» **What this task involves**
For each line below that contains the word "title", return that line.

» **Source data**
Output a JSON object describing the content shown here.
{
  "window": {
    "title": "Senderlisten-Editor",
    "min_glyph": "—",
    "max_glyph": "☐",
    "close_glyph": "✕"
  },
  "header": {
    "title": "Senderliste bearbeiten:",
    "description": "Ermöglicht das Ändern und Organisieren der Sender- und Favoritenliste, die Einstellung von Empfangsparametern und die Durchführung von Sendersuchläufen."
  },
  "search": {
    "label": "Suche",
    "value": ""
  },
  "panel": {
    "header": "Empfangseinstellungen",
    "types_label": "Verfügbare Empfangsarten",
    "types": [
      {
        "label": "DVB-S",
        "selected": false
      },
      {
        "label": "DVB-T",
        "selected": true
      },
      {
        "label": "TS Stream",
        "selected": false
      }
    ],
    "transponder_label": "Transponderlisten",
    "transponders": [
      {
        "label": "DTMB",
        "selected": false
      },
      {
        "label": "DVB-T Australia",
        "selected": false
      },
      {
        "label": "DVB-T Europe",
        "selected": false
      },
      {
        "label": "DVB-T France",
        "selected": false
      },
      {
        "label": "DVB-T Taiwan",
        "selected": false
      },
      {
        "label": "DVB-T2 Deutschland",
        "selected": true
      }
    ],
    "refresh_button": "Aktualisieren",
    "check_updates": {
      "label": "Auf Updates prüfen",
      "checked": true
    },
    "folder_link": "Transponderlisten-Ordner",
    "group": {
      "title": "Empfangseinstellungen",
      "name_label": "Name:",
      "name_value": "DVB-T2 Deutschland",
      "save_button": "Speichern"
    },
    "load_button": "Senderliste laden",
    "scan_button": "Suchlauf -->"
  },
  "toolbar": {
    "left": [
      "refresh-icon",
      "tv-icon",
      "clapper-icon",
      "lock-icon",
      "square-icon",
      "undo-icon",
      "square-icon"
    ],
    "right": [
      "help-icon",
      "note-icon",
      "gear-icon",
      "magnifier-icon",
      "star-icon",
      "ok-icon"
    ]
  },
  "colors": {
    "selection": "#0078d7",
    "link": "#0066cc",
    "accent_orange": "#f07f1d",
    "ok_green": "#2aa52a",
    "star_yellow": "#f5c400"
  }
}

» **Problem solution**
    "title": "Senderlisten-Editor",
    "title": "Senderliste bearbeiten:",
      "title": "Empfangseinstellungen",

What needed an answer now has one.